With intervention looming on the horizon, the yen has started to fall against the dollar in recent training. The Japanese government wants a weaker yen in order to improve Japan’s export market. With investors propping up the yen in search of a safe haven, the currency has appreciated in recent weeks. After so much speculation in the Forex market, the Japanese government is rumored to be on the verge of a market intervention.

The rumored intervention caused the yen to fall to a low of 78.80 during today’s session. If the intervention does not occur, market analysts believe that the value of the yen could rise again. Short-term risk in the Eurozone area has fueled panic the euro could bottom out in future months. By the middle of the day, the yen was close to the eight month high it had hit last week.

Over in Australia, the Australian dollar has received a bit of attention. The Reserve Bank of Australia announced their plan to cut the interest rate to 3.5 percent.  In response, the Australian dollar was up 0.1 percent against the United States dollar to finish at $0.9735.

Investors are waiting until Wednesday to reverse any positions on the euro. On Wednesday, the European Central Bank is holding a meeting to look at refinancing in the Eurozone and measures that can prop up the euro. After debt problems in Greek and Spain, positive solutions made by the ECB will come as a relief to investors around the world. Some analysts believe that little progress will be made at the meeting. The major work in fixing the euro’s issues is expected to occur after the elections in Greece are held on June 17. After this date, the ECB may choose to cut interest rates or inject funds into troubled markets in the Eurozone.

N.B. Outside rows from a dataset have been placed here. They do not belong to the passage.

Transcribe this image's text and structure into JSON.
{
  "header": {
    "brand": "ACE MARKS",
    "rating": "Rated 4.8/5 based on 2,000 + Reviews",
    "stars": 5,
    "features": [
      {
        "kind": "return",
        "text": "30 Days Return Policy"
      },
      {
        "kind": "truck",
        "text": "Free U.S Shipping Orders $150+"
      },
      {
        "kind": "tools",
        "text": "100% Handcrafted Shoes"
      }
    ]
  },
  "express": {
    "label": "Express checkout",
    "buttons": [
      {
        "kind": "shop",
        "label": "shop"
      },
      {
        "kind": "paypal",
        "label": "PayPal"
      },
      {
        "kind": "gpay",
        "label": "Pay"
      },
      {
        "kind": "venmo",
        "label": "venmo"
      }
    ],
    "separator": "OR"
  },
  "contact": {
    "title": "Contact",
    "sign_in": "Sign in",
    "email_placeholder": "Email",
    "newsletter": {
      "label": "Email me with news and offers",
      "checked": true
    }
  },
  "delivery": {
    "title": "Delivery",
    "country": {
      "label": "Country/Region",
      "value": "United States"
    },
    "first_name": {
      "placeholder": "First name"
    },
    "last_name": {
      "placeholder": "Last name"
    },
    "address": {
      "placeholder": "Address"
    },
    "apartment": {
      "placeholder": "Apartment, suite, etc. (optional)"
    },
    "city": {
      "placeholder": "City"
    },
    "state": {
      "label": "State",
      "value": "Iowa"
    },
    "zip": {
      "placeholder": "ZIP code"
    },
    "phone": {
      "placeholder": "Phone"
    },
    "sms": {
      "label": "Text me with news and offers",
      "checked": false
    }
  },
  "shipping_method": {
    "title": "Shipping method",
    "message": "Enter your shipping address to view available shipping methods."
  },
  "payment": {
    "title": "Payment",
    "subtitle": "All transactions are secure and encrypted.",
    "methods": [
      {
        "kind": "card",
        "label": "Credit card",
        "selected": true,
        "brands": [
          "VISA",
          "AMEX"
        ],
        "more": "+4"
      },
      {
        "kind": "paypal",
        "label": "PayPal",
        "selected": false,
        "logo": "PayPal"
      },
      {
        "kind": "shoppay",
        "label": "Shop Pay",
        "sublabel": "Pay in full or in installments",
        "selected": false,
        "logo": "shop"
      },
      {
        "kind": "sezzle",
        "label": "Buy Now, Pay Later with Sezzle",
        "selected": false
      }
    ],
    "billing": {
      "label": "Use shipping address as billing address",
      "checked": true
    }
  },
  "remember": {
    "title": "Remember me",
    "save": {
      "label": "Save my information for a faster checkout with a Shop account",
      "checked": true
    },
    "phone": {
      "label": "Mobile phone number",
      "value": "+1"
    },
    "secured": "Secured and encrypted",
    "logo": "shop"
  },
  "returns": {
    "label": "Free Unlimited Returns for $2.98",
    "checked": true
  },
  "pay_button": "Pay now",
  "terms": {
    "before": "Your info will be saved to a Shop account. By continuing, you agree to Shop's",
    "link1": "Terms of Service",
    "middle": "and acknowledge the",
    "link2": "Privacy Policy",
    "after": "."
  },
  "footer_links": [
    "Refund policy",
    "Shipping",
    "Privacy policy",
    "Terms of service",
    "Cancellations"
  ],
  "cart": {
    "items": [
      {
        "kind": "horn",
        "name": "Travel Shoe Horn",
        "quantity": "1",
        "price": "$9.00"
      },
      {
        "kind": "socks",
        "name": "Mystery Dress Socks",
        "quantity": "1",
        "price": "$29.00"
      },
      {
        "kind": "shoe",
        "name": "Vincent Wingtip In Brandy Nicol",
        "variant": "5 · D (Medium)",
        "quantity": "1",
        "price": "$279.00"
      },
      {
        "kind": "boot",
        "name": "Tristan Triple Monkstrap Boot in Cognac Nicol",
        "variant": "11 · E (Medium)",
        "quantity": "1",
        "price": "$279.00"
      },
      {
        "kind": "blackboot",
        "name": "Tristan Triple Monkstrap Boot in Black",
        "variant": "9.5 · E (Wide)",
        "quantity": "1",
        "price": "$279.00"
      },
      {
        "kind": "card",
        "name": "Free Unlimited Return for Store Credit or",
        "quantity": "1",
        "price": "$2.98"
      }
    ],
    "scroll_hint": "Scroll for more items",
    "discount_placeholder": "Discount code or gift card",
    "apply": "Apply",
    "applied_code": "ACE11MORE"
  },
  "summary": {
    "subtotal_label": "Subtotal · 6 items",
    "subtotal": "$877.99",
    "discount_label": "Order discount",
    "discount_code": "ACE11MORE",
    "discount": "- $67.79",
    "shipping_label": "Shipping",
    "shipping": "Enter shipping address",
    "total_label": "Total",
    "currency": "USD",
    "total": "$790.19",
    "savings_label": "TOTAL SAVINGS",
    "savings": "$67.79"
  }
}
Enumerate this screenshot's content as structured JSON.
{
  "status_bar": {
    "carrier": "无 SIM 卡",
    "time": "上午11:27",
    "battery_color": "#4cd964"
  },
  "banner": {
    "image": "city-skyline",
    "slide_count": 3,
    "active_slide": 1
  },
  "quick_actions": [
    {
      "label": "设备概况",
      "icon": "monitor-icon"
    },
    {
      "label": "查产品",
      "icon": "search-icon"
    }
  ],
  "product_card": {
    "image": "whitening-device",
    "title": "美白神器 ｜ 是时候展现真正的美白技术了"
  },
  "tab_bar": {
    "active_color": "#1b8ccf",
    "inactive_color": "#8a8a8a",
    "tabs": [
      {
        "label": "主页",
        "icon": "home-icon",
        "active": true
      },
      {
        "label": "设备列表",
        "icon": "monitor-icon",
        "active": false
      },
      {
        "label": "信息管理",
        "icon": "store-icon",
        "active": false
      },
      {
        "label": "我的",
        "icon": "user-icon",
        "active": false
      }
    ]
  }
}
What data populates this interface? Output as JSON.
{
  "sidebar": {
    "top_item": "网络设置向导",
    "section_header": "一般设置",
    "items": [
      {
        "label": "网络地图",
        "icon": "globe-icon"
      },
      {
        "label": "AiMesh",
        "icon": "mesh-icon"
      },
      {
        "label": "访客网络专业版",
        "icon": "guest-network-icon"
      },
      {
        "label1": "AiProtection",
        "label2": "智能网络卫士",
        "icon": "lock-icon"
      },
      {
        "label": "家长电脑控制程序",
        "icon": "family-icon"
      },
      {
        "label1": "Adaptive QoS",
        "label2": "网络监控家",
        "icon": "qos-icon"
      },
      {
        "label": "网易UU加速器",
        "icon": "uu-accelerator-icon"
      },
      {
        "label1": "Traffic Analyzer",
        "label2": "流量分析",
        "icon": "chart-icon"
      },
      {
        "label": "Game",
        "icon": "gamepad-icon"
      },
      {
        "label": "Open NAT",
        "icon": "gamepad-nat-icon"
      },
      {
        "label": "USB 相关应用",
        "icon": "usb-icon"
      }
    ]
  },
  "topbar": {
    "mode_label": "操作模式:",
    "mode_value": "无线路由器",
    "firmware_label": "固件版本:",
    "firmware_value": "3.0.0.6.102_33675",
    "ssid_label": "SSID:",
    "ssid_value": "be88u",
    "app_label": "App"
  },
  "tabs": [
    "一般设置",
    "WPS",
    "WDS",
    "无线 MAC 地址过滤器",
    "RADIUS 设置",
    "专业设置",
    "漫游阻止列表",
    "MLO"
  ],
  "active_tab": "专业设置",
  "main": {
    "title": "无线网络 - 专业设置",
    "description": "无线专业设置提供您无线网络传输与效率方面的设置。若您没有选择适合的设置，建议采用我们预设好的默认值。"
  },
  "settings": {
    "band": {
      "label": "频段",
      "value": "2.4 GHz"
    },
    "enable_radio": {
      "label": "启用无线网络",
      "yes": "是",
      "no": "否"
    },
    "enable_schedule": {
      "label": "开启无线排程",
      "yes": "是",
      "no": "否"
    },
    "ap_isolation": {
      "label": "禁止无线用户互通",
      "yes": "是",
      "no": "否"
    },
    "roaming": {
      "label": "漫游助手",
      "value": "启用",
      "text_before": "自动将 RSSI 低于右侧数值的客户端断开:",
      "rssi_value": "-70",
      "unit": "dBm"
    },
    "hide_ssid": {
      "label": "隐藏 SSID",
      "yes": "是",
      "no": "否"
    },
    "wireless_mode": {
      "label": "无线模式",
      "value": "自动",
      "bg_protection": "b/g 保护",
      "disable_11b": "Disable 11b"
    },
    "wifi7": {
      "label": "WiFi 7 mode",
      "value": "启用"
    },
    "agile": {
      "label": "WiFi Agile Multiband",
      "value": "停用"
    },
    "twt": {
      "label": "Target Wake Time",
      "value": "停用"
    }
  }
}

Less Money for Bankia

After news came out about potential bailouts of Bankia, investors scrambled to leverage risks within the Eurozone. As the fourth largest bank within Spain the performance of Bankia is a microcosm of all financial matters in the country. Within the last month, the troubled bank asked the government for 19 billion euros in aid. It seems like this request will not be answered by Spain.

Spain has already injected 3.5 billion euros into the support of Bankia. After more struggles in the real estate market, Bankia has requested additional funding. Sources in Spain believe that this funding may not be for the total of 19 billion euros. The Spanish government believes that the euros needed to rescue the bank have been overestimated. Money can only be granted to the company after Bankia’s finances are carefully reviewed and audited.

In the next two months, a stress test will be conducted on Spanish banks. Done over the course of two tests, reports on the testing will be issued at the end of June and August. All stress tests and audits will be conducted by the International Monetary Fund. Prior to this release, Bankia plans on presenting a proposal to the Spanish government on the 11th of June.

Part of the issue with supporting Bankia is obvious: it costs money. Spain has seen its borrowing cost rise in recent months. Getting the money to bailout Bankia would be difficult and expensive. If Spain borrows too much money, it could cause the bond market to rise to an unsustainable level.

Is the Euro Dead?

Amid continued speculation by investors, it seems like the euro will barely make it out of the financial turmoil that has rocked Europe this year. The euro has managed to hit a two year low against the dollar on Friday. Possible bailouts in Spain and Italy have served to fuel this speculation. Currently, most analysts believe that the euro has been oversold. Provided no unexpected events take place, the euro should bounce back slightly.

Matters will either improve or worsen significantly in just a matter of weeks. On June 17, Greece is headed for a second vote. If the New Democracy party wins, Greece will most likely stay in the Eurozone and work on a bailout package. Other parties in Greece have been hesitant about committing to any bailout plan. Current polls still show that the New Democracy is slightly ahead among voters. If the win the election, voters around the world can relax as the Eurozone’s debt problems sort out on their own.